the plane. With bailing no longer possible, Thomas
considered his options and decided their best
chance was to fly the plane toward the carrier as
far as it would go. Surprisingly, in spite of the
considerable engine damage, the plane made it back
to the RANGER, where Thomas crash-landed. That
landing was his 13th official carrier landing.
In the Pacific, Thomas participated in the
numerous actions against Japanese targets in the
Philippines, including strikes on Ormoc Bay,
Cavite, Manilla, Santa Cruz, San Fernando,
Lingayen, Mindoro, Clark Field and Aparri.
Following these actions, Thomas' squadron
made strikes on Formosa, French Indo-China,
Saigon, Pescadores, Hainan, Amami O Shima, Iwo
Jima, Okinawa, and Japan. The attack on Japan was
the first attack on Japan from an aircraft carrier
since the "Doolittle Raid."
While on the ESSEX, just after Thomas had returned
from a strike on Santa Cruz, the ship was hit by a
Kamikaze piloted by Yoshinori Yamaguchi, Yoshino
Special Attack Corps. Yamaguchi was flying a
Yokosuba D4Y3 dive bomber. The Kamikaze attack
killed 16 crewman and wounded 44.
Returning from a strike on Hainan, off the Chinese
coast, Thomas' plane ran out of fuel. After a
harrowing water landing, Thomas and squadron
photographer Montague succeeded in inflating and
launching one rubber boat and his crewman Gress
another. After a long day in pre-Typhoon weather
with 40 foot swells, the three were rescued by the
Following World War II, he earned a Ph.D in Range
Management, and after stints as professor at Texas
A&M University and Dean of Agriculture at
Texas Tech University, he became president of New
Mexico State University.
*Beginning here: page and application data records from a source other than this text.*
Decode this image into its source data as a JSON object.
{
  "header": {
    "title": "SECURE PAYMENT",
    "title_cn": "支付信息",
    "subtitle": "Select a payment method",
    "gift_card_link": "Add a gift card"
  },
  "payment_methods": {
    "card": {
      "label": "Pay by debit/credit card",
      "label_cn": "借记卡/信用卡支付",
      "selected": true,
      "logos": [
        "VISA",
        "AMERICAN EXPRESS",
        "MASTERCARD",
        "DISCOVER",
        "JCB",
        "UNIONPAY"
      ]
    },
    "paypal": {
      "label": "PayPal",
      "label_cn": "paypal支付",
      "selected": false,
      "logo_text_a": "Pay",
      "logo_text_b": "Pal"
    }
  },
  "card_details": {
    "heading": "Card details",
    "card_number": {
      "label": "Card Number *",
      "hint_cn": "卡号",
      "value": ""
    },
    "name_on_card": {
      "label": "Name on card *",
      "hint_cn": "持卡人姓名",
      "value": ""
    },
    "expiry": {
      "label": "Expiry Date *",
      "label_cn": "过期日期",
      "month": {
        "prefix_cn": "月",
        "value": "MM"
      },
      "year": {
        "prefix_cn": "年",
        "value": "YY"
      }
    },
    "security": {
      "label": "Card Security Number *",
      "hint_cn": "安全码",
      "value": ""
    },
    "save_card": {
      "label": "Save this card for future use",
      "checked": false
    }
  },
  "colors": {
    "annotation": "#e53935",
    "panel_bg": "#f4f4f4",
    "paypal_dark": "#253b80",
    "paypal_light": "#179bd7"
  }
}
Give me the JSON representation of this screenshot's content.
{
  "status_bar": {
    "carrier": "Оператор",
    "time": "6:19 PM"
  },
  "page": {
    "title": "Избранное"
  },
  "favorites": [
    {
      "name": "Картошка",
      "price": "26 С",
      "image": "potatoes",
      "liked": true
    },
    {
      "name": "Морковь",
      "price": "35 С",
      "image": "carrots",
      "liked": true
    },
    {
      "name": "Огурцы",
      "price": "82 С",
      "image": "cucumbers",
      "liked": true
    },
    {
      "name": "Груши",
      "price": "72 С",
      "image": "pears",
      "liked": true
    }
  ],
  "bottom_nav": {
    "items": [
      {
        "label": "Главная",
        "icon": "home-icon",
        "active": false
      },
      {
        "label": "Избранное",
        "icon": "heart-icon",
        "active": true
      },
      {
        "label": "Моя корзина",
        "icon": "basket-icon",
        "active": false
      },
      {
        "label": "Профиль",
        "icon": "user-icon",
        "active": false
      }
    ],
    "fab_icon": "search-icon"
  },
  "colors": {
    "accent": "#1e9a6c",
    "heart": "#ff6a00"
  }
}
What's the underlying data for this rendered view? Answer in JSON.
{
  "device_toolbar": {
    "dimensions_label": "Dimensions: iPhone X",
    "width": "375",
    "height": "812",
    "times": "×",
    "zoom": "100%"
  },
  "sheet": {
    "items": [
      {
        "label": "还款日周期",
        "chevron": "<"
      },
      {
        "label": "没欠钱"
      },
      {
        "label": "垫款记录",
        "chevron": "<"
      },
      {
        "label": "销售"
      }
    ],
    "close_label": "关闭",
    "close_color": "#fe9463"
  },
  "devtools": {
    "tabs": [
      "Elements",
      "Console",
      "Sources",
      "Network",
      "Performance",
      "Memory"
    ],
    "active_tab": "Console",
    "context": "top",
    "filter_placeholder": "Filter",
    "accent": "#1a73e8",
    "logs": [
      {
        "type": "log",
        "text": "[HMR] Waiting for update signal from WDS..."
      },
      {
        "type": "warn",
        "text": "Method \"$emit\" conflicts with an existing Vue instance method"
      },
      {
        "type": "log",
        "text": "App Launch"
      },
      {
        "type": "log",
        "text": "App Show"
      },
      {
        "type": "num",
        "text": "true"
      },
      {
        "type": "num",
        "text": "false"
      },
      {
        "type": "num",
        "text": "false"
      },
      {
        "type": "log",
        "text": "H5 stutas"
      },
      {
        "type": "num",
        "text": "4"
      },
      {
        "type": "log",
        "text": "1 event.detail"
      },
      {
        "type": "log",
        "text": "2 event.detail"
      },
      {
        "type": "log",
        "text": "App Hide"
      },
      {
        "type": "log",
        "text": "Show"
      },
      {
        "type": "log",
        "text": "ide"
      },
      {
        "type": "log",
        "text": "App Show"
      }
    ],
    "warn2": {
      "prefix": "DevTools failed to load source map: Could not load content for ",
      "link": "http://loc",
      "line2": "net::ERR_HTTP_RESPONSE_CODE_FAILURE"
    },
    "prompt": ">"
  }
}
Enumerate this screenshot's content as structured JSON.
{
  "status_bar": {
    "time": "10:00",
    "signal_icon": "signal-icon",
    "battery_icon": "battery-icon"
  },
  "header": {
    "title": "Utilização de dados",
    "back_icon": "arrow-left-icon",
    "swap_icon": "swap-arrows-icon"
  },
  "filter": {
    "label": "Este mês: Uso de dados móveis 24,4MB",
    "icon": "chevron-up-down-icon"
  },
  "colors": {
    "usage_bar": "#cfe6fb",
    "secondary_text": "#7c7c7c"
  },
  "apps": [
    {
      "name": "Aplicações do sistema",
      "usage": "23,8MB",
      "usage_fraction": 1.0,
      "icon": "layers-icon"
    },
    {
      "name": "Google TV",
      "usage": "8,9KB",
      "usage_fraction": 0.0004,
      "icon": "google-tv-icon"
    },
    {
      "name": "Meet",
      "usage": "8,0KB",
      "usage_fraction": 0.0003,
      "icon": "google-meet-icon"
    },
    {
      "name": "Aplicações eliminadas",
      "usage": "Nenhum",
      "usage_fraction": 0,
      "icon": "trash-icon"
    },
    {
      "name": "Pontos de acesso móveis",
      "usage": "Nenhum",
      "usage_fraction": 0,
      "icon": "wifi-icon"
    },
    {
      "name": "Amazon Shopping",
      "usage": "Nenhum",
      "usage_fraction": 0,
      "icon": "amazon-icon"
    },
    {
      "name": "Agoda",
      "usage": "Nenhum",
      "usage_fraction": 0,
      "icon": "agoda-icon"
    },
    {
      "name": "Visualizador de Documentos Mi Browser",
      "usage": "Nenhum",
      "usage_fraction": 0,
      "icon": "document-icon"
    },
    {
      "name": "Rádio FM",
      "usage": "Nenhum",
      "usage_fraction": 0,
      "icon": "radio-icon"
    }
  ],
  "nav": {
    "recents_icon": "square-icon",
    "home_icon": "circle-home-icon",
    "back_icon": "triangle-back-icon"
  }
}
He retired after serving
as president for 14 years.
Thomas was awarded 3 Distinguished Flying Crosses,
2 Air Medals, and 2 Presidential Citations for his
combat actions in WWII. He retired from the Navy
Reserve with the rank of Lieutenant Commander.
He is the author of numerous books, including
"Torpedo Squadron Four: A Cockpit View of
World War II," "A Winding Road To The
Land Of Enchantment," and "The Academic